Be prepared with a severance offer and a letter of release for the employee to sign, but accept the fact that the terminated employee may want to seek legal advice before accepting.  Don’t let people linger.  Calculate the least amount of time it might take for someone to clear up what is in process, and get them out as quickly as possible.  If you have their tasks covered, it can work well to end it the same day.

Make this tough call easier by removing the emotions, formalizing the process, and acting as methodically as you would in any other critical business area.

Confidential Info:  Sometimes while a company is hiring for new positions or strategic replacements, there are things they can’t tell a candidate or even a new hire.  Such items could include:  a possible acquisition of the company, certain financial performance numbers, product development that is not yet protected by IP, or perhaps even that the new hire’s boss is on the way out.

This type of information may be materially important to the new person once on board, and when they find out that they weren’t told, it can cause difficulty.  In some instances, we’ve seen new executives quit because of something critical that wasn’t revealed.  So what should the employer do?

  • If there is any way to reveal the information, do so, especially when it will really impact the new hire. Consult with your corporate attorney and/or communications officer on the subject, to see if the restrictions can be softened.
  • Draft a very specifically focused non-disclosure agreement if needed, and have the candidate sign it.
  • Find a way to sum up or highlight the subject area, keeping as little of it secret as possible.
  • Tell the candidate that there are such items – things you can’t reveal yet – and ascertain how flexible they are with the situation. Would they come on board knowing there will be surprises?

If there really is no way to safely disclose, be aware that such secrecy can have adverse consequences, and have a Plan B if the person should walk.

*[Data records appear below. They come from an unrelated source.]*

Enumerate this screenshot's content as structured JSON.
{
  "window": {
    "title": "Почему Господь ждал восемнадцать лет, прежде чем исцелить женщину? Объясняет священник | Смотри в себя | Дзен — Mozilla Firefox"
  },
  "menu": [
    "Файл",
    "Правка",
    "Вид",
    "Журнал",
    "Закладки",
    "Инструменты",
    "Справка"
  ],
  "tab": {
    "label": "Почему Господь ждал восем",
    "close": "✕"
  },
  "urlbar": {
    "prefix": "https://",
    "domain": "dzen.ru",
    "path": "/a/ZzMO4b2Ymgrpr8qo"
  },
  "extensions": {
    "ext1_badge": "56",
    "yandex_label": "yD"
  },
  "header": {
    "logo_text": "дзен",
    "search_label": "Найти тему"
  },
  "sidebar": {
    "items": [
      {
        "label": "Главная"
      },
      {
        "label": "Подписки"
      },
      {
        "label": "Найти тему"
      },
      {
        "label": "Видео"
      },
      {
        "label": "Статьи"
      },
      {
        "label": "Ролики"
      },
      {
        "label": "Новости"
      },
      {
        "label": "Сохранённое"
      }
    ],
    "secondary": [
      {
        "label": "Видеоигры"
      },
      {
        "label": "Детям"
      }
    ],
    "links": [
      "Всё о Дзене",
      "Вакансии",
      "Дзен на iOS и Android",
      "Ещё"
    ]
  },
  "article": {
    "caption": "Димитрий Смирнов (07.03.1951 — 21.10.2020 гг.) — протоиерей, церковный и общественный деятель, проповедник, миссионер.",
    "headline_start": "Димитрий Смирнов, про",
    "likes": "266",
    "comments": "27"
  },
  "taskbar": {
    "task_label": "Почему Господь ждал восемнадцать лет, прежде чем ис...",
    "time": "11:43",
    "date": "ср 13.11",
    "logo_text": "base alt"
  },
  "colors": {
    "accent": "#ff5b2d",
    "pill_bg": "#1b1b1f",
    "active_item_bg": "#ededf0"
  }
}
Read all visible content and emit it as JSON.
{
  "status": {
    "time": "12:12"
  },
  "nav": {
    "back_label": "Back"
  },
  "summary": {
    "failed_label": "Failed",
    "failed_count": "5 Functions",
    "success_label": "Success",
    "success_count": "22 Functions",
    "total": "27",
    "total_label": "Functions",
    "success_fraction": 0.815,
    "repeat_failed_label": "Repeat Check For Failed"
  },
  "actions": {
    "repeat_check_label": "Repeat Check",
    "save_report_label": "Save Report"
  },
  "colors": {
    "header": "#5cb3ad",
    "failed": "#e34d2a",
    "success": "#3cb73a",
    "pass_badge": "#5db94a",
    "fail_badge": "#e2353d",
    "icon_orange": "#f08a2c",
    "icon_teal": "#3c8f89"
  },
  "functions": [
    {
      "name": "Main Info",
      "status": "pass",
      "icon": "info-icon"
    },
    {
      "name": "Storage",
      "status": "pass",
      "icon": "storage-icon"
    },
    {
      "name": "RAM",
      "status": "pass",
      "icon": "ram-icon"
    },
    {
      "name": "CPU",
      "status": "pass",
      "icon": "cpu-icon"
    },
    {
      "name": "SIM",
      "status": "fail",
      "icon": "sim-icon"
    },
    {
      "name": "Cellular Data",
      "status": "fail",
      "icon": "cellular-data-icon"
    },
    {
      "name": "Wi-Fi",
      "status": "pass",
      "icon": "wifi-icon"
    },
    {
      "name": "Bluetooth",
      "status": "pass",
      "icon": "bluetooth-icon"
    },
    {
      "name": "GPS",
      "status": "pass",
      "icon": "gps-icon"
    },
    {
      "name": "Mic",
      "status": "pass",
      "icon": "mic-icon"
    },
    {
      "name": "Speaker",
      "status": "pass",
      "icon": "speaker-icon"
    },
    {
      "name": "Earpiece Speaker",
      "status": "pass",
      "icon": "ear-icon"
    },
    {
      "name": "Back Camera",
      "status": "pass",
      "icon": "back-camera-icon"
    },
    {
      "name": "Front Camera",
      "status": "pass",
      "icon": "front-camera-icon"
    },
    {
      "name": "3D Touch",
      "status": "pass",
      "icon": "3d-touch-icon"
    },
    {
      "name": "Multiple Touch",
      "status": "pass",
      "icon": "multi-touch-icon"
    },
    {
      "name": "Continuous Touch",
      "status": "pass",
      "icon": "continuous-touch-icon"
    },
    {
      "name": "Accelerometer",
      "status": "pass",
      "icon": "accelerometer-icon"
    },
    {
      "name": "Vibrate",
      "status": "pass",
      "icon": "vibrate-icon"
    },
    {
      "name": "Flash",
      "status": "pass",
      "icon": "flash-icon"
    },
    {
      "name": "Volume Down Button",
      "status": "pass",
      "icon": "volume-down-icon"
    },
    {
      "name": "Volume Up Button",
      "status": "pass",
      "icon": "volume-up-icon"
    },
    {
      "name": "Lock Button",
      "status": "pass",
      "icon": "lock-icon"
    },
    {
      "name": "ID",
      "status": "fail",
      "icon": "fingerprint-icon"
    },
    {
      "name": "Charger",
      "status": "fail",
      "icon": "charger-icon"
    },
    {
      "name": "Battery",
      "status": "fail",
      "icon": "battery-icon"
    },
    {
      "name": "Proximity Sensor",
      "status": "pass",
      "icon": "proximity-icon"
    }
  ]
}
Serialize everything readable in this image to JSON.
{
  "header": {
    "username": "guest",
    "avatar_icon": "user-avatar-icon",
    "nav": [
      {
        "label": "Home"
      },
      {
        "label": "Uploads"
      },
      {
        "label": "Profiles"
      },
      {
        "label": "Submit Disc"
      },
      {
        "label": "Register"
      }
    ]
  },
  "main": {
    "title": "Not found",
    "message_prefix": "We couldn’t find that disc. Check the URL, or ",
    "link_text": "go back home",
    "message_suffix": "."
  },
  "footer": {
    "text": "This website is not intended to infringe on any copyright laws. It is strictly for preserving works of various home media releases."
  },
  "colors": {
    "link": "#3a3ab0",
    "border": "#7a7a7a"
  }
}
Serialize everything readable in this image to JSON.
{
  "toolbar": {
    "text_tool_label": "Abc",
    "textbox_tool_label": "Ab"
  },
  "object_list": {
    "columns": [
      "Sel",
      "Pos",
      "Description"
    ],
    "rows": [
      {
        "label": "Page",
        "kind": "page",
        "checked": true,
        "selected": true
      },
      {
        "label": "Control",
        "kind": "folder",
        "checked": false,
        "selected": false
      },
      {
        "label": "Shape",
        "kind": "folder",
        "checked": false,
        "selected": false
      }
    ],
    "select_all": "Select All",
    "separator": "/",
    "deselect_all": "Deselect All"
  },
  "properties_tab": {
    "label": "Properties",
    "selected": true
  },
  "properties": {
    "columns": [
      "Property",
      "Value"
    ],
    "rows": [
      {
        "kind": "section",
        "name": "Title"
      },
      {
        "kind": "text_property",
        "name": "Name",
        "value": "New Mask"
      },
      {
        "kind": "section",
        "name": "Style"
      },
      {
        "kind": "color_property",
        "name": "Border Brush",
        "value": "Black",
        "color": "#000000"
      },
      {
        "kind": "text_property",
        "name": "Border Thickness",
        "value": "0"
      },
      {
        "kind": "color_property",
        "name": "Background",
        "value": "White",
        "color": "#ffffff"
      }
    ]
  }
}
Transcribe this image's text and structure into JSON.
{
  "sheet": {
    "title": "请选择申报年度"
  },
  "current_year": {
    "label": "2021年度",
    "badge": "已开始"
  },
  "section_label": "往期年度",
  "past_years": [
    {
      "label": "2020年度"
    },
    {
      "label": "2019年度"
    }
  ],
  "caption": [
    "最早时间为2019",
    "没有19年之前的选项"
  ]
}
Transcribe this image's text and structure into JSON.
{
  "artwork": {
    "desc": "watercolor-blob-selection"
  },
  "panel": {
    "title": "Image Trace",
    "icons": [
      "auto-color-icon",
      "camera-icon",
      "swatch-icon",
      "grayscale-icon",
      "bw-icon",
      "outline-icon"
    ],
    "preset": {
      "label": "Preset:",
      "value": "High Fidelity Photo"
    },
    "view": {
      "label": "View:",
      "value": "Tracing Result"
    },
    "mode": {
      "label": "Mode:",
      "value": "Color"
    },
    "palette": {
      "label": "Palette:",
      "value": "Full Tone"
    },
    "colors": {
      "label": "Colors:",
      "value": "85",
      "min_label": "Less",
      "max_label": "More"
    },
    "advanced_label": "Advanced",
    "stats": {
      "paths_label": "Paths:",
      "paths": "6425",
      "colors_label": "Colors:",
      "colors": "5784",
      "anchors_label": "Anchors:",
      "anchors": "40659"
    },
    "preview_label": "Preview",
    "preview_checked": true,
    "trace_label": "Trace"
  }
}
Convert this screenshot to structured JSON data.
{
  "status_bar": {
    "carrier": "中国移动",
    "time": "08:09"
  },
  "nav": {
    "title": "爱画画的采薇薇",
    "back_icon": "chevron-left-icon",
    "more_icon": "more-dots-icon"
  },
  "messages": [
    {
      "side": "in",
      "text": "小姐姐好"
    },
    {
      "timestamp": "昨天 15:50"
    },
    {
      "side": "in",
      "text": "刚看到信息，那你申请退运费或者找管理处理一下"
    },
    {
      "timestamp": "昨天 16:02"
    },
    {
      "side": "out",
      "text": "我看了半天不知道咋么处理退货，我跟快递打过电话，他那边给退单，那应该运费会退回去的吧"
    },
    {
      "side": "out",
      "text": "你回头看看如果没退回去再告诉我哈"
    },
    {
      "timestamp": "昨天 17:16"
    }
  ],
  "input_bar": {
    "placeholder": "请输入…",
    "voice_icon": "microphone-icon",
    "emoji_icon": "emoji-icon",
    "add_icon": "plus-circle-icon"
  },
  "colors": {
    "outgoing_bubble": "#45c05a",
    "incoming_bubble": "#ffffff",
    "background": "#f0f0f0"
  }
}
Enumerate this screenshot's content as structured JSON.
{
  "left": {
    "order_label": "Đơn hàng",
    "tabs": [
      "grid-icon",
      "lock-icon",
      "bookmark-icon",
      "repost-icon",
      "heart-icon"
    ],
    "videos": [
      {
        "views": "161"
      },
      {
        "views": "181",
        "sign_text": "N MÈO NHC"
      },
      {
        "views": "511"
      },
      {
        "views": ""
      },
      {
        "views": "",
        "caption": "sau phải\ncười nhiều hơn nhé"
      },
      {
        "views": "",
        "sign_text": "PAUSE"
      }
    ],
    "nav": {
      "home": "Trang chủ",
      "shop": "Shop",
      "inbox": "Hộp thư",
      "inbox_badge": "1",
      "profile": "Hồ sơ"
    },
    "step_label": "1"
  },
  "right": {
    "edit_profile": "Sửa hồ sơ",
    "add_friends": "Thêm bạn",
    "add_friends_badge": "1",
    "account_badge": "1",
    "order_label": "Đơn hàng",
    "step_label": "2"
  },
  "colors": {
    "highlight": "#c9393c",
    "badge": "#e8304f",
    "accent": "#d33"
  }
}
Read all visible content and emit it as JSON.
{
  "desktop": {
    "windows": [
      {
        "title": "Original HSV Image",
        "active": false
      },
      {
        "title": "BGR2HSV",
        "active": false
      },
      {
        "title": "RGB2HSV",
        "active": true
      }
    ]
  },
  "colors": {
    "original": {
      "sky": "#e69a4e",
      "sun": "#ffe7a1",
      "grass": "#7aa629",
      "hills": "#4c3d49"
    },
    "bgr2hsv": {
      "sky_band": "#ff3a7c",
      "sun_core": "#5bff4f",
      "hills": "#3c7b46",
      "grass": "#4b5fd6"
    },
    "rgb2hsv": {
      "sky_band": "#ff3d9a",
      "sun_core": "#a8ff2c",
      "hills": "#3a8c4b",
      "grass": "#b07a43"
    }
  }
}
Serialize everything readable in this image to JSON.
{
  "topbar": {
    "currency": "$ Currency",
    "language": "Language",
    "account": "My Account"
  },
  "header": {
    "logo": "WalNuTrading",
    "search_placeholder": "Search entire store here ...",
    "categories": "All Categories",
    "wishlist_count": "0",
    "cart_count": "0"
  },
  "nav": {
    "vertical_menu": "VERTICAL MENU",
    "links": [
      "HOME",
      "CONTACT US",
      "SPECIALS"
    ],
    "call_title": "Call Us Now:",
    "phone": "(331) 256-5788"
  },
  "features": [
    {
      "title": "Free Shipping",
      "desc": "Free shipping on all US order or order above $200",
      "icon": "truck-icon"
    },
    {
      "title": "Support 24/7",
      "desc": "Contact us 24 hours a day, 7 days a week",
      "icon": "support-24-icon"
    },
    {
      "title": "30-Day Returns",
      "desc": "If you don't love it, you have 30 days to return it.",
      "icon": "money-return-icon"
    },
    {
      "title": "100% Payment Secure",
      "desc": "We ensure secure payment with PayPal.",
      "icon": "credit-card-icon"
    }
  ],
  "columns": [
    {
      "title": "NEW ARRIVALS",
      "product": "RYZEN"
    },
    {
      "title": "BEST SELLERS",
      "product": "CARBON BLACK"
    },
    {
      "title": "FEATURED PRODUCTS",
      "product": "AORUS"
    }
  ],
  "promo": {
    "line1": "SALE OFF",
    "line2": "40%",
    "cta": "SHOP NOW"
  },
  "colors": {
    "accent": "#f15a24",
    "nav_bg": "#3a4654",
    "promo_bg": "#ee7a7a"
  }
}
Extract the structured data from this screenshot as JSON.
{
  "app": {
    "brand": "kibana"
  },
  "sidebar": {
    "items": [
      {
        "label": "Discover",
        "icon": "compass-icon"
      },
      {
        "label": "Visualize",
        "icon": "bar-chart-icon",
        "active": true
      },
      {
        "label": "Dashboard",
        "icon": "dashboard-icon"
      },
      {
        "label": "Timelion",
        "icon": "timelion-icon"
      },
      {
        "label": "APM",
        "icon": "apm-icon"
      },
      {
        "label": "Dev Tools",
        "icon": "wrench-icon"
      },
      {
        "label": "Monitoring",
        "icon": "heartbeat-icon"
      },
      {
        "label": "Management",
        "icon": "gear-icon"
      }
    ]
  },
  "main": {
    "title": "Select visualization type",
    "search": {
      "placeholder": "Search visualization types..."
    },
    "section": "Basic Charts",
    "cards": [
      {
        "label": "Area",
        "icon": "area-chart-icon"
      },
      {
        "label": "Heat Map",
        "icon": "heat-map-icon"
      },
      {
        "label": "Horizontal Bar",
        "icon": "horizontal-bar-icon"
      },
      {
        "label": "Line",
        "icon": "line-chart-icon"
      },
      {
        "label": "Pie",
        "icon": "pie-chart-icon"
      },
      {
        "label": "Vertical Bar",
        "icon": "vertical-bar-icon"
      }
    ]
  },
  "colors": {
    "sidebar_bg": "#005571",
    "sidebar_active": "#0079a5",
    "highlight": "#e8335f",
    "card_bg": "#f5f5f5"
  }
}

In the future we’ll look at other tough calls, and we invite our readers to submit suggestions.  What are some of the most difficult decisions you’ve made?